This is the basic process of how the dowel jig is going to work:

doweledjoints
Diagram from Hobbit House Inc.

I evenly measured out 4 places where I wanted the dowels to be on each piece of wood. Be sure to discretely mark the wood to remind yourself later how each piece of wood lines up (i.e. Mark each edge of the connecting boards with a number to pair back up later). Follow the instructions for whichever dowel jig you have to create the holes on each piece of wood. We marked our drill bit with tape to make sure that we wouldn’t be drilling down too far. I also recommend clamping everything down to ensure that the dowel jig does not move when you begin drilling… this was definitely the trickiest part!

CAUTION: Learn from my stupid mistakes and be sure to use a piece of junk wood between the clamp and your furniture wood – If you don’t, you end up with a nice little dent in the wood where the clamp crushed its little footprint into your furniture! (see picture of wood above)

Once all the holes were drilled on all the pieces of wood, we dry fit the table together to make sure that everything fit perfectly before we glued it together.

clamped-table

When everything looked like a good fit, we took the pieces apart again, applied glue to the edge of the board and down into the holes and reassembled.

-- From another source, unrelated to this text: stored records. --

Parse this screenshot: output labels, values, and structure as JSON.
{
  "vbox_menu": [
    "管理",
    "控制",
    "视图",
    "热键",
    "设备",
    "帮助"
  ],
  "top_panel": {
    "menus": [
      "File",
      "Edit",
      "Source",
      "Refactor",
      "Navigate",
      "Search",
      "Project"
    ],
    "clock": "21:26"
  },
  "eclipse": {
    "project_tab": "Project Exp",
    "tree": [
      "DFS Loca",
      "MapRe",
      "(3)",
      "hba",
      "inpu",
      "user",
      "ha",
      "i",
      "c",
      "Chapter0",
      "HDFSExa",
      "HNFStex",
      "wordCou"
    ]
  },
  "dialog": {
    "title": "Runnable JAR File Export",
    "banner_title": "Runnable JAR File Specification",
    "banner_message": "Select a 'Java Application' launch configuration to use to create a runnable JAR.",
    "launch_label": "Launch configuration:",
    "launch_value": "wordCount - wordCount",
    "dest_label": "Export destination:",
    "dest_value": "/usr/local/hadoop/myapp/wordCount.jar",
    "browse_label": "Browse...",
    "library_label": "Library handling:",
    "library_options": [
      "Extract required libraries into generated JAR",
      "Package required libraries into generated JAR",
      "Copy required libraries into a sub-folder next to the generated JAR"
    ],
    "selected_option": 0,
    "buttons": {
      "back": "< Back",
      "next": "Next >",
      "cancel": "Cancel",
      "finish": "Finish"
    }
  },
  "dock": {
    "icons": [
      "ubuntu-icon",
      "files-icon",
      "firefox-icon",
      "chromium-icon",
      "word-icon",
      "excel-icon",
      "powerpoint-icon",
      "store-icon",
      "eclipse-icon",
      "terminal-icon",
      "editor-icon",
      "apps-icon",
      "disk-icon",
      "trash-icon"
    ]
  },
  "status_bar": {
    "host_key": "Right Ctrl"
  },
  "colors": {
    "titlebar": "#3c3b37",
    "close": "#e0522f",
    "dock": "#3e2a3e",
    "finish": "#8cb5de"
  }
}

When you are doing this, make sure it is done quickly to ensure the glue does not set before the pieces are assembled. Once everything was assembled again, we clamped down the wood and let it sit overnight.

overhang-edge-detail

If you want a nice smooth corner, the board will need to be assembled with a 1/16” – 1/8” lip to sand down flush. This is a bit tricky with plywood because if you sand the “finished” face of the side board down it reveals the plywood adhesive beneath. Not cute.

sanding-done

Would you just look at that beautiful edge!? Nice and flush! I decided to leave the plywood edges exposed and to just sand them nice and smooth. If this isn’t your cup of tea, adding edge-band to the panels is another option. I also filled all of the seams with wood filler. This is optional but I just thought it made it look a little more finished.

attach-legs-and-clear-coat
Next, I screwed the leg plates to the bottom of the table and screwed in the legs. Just be sure to measure equal distances in from the exterior edges.

coffee-table-finished-with-title

I applied 3 coats of satin finish, water-based polyurethane and sanded with a 220 grit sandpaper in between coats and this is the finished product! I could not be any happier with the way it turned out! I hope you guys enjoyed this post. Let me know in the comments if you have decided to give this a try, and if you did, how it turned out! Until next time, Happy DIYing!

 

Leave a Reply